_TASK TO CARRY OUT_:
Your answer must be a single number: how many lines in the records include the word "period".
[[ DATA IN THIS EXERCISE, beginning ]]
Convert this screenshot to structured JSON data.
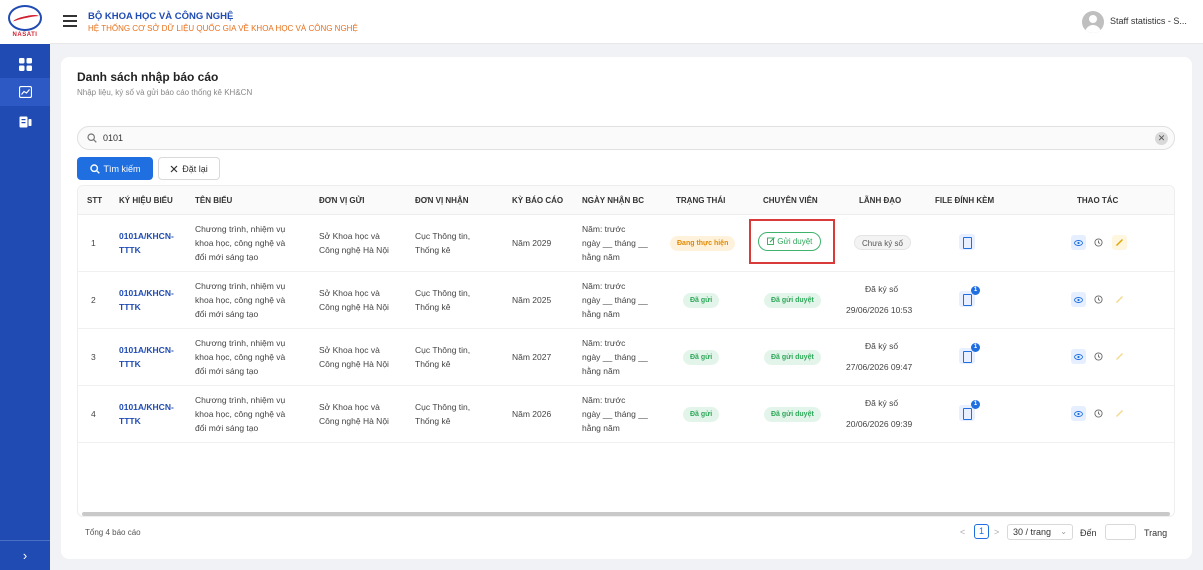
{
  "brand": {
    "logo_text": "NASATI"
  },
  "header": {
    "org_title": "BỘ KHOA HỌC VÀ CÔNG NGHỆ",
    "org_subtitle": "HỆ THỐNG CƠ SỞ DỮ LIỆU QUỐC GIA VỀ KHOA HỌC VÀ CÔNG NGHỆ",
    "user_name": "Staff statistics - S..."
  },
  "sidebar": {
    "items": [
      {
        "icon": "dashboard-icon",
        "active": false
      },
      {
        "icon": "chart-icon",
        "active": true
      },
      {
        "icon": "report-icon",
        "active": false
      }
    ],
    "collapse_glyph": "›"
  },
  "page": {
    "title": "Danh sách nhập báo cáo",
    "subtitle": "Nhập liệu, ký số và gửi báo cáo thống kê KH&CN"
  },
  "search": {
    "value": "0101",
    "clear_glyph": "✕"
  },
  "buttons": {
    "search_label": "Tìm kiếm",
    "reset_label": "Đặt lại"
  },
  "table": {
    "headers": {
      "stt": "STT",
      "code": "KÝ HIỆU BIỂU",
      "name": "TÊN BIỂU",
      "sender": "ĐƠN VỊ GỬI",
      "receiver": "ĐƠN VỊ NHẬN",
      "period": "KỲ BÁO CÁO",
      "received": "NGÀY NHẬN BC",
      "status": "TRẠNG THÁI",
      "specialist": "CHUYÊN VIÊN",
      "leader": "LÃNH ĐẠO",
      "files": "FILE ĐÍNH KÈM",
      "actions": "THAO TÁC"
    },
    "rows": [
      {
        "stt": "1",
        "code_line1": "0101A/KHCN-",
        "code_line2": "TTTK",
        "name_l1": "Chương trình, nhiệm vụ",
        "name_l2": "khoa học, công nghệ và",
        "name_l3": "đổi mới sáng tạo",
        "sender_l1": "Sở Khoa học và",
        "sender_l2": "Công nghệ Hà Nội",
        "receiver_l1": "Cục Thông tin,",
        "receiver_l2": "Thống kê",
        "period": "Năm 2029",
        "recv_l1": "Năm: trước",
        "recv_l2": "ngày __ tháng __",
        "recv_l3": "hằng năm",
        "status": "Đang thực hiện",
        "specialist": "Gửi duyệt",
        "leader": "Chưa ký số",
        "leader_date": "",
        "file_count": ""
      },
      {
        "stt": "2",
        "code_line1": "0101A/KHCN-",
        "code_line2": "TTTK",
        "name_l1": "Chương trình, nhiệm vụ",
        "name_l2": "khoa học, công nghệ và",
        "name_l3": "đổi mới sáng tạo",
        "sender_l1": "Sở Khoa học và",
        "sender_l2": "Công nghệ Hà Nội",
        "receiver_l1": "Cục Thông tin,",
        "receiver_l2": "Thống kê",
        "period": "Năm 2025",
        "recv_l1": "Năm: trước",
        "recv_l2": "ngày __ tháng __",
        "recv_l3": "hằng năm",
        "status": "Đã gửi",
        "specialist": "Đã gửi duyệt",
        "leader": "Đã ký số",
        "leader_date": "29/06/2026 10:53",
        "file_count": "1"
      },
      {
        "stt": "3",
        "code_line1": "0101A/KHCN-",
        "code_line2": "TTTK",
        "name_l1": "Chương trình, nhiệm vụ",
        "name_l2": "khoa học, công nghệ và",
        "name_l3": "đổi mới sáng tạo",
        "sender_l1": "Sở Khoa học và",
        "sender_l2": "Công nghệ Hà Nội",
        "receiver_l1": "Cục Thông tin,",
        "receiver_l2": "Thống kê",
        "period": "Năm 2027",
        "recv_l1": "Năm: trước",
        "recv_l2": "ngày __ tháng __",
        "recv_l3": "hằng năm",
        "status": "Đã gửi",
        "specialist": "Đã gửi duyệt",
        "leader": "Đã ký số",
        "leader_date": "27/06/2026 09:47",
        "file_count": "1"
      },
      {
        "stt": "4",
        "code_line1": "0101A/KHCN-",
        "code_line2": "TTTK",
        "name_l1": "Chương trình, nhiệm vụ",
        "name_l2": "khoa học, công nghệ và",
        "name_l3": "đổi mới sáng tạo",
        "sender_l1": "Sở Khoa học và",
        "sender_l2": "Công nghệ Hà Nội",
        "receiver_l1": "Cục Thông tin,",
        "receiver_l2": "Thống kê",
        "period": "Năm 2026",
        "recv_l1": "Năm: trước",
        "recv_l2": "ngày __ tháng __",
        "recv_l3": "hằng năm",
        "status": "Đã gửi",
        "specialist": "Đã gửi duyệt",
        "leader": "Đã ký số",
        "leader_date": "20/06/2026 09:39",
        "file_count": "1"
      }
    ]
  },
  "footer": {
    "total": "Tổng 4 báo cáo",
    "prev_glyph": "<",
    "next_glyph": ">",
    "current_page": "1",
    "page_size": "30 / trang",
    "goto_label": "Đến",
    "goto_suffix": "Trang"
  },
  "colors": {
    "sidebar": "#1f4bb3",
    "primary": "#1f6fe0",
    "status_in_progress": "#e08a00",
    "status_sent": "#2fa85a",
    "highlight": "#d93a3a"
  }
}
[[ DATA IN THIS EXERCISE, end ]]
_RESULT_:
5